HP is making webOS open-source
No hardware partners to announce right now, but this means any interested smartphone or tablet manufacturer can pick up webOS and run with it. I think this is a bold move and a great outcome; it would have been a real shame if they killed the project entirely. webOS has always been very hacker-friendly and developer-friendly, and I personally am looking forward to taking a peek at the code behind it all.
I was hoping Meg and others would make a sound decision like this. Now to see what open source will bring for the future of webOS.
For HP this was a $1.2 billion decision and while they have taken their financial hit on this one, the user and development communities feel good about this promising and stable
mobile OS and it's future.
I wonder how software patent issues, licensing, and that sort of thing will play into the source code?
It will be interesting to see if any major hardware manufacturer picks up the OS from the get-go. Even if no one does, it will definitely be popular in the modder community (buy an android phone, flash it with webOS). And it sounds like HP will be getting back into the tablet business in 2013 as well: techcrunch.com/2011/12/09/hps-whitman-well-make-we...
I just hope they can open source it quickly, open sourcing a what was before close-sourced OS is not a quick process.

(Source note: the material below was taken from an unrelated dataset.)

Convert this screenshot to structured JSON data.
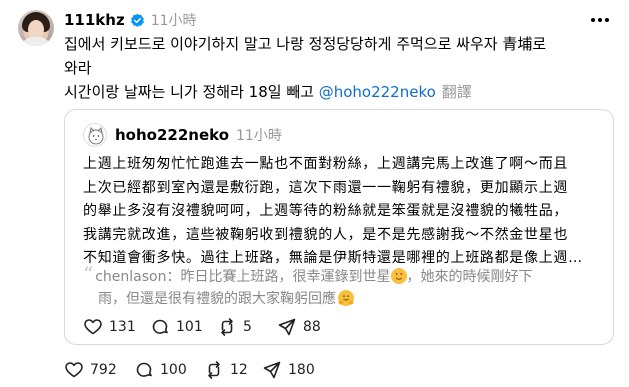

This move to open-source can be a big benefit to HP if they can pull it off well; you get a lot of positive perception of a company's brand when you open-source something because you giving away something of value for free (you don't see many google haters out there do you?).
One of my friends asked me "With android adding so many iconic webos-like features such as app cards and swipe-to-close, why not just back android?". I enjoy these new ICS features (android fan here), but I've played around with ice cream sandwich and it doesn't feel much like webOS; for example I can't use swipe-to-close from the app - i need to go to the app drawer, and it's not really "closing" the app. As well, building apps for webOS is very different, one of the benefits of which is they're built on very common web-technologies such JS and CSS, so they can be very lightweight and fast. There is room for both of these very different open-source phone/tablet OS's.
Also, imagine what some of the Android ROM makers and PreWare community might think up combining Android and WebOS (to run on Touchpad initially).
But, since I'm already a fringe OS user (Ubuntu on my desktop machines, and webOS on my phone), at least now I can look forward to being able to continue using and tweaking webOS, and maybe even using it on some cutting edge hardware.
The first outcome I'd imagine seeing are ports to newer phones. Porting webOS 2.X may be challenging, since it's not as resolution independent as 3.X, but with them also releasing Enyo (which is much more resolution independent), maybe it won't be quite so difficult.